The article is interesting, but hardly surprising when you consider that the patient list at Priority Pet Hospital is 70% canine and only 30% feline. Statistically speaking, cats make up a 53% majority of household pets in the United States, but this trend is common in most veterinary practices. The American Veterinary Medical Association reports that veterinary visits for cats have fallen 11% since 2001, with more than a third never visiting a veterinarian in 2006 (compared with only 17% of dogs who missed their annual exam).
This is a disturbing trend considering that cats tend to be much better at hiding subtle signs of illness that—when detected early—might be managed or even cured with the help of your veterinarian.Part of this trend may be due to the fact that veterinarians, in our effort to minimize the risk of vaccine-related tumors in cats, have been making changes to feline vaccine protocols over the last several years; this often means that cats aren’t vaccinated every year. While current evidence suggests that this is good medicine, we may ultimately be failing our feline patients by not emphasizing the benefit of annual physical examinations, which are a critical opportunity to screen for disease and discuss optimum health care with cat owners.

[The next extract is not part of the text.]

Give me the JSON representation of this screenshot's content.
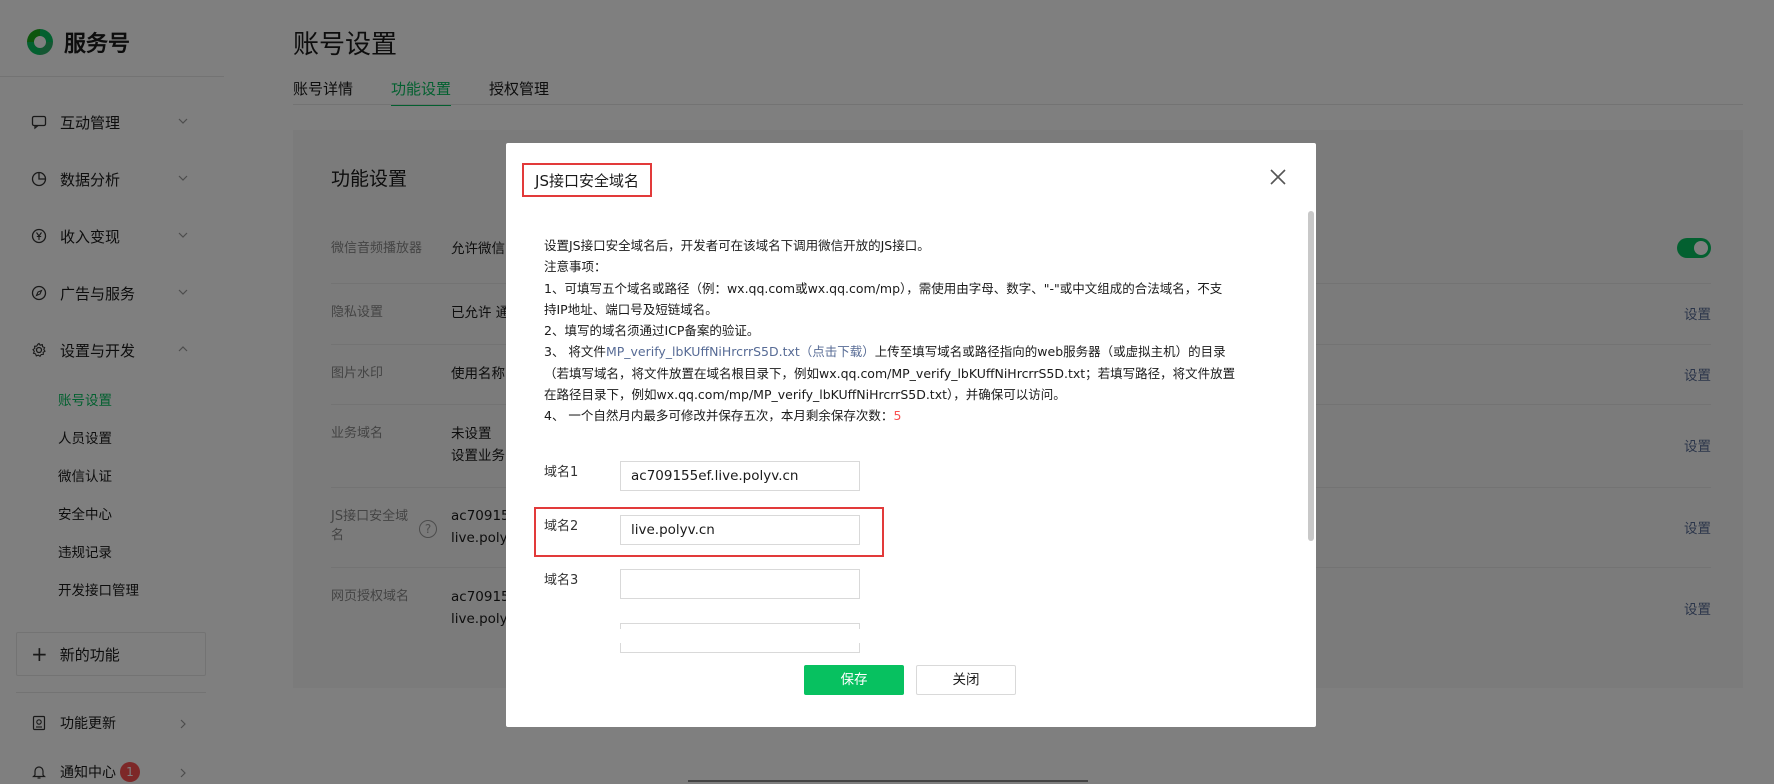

Both Dr. Burns and I have recently met cats who, after a long hiatus in veterinary care, were euthanized because a disease that may have been managed with early detection was permitted to progress to the point where little could be done. While cats seem independent, they still need the help of their owners and veterinarians to protect their health. So, rather than let the scene at left play out at your home, don’t forget to include your feline housemates in your pet-care plans.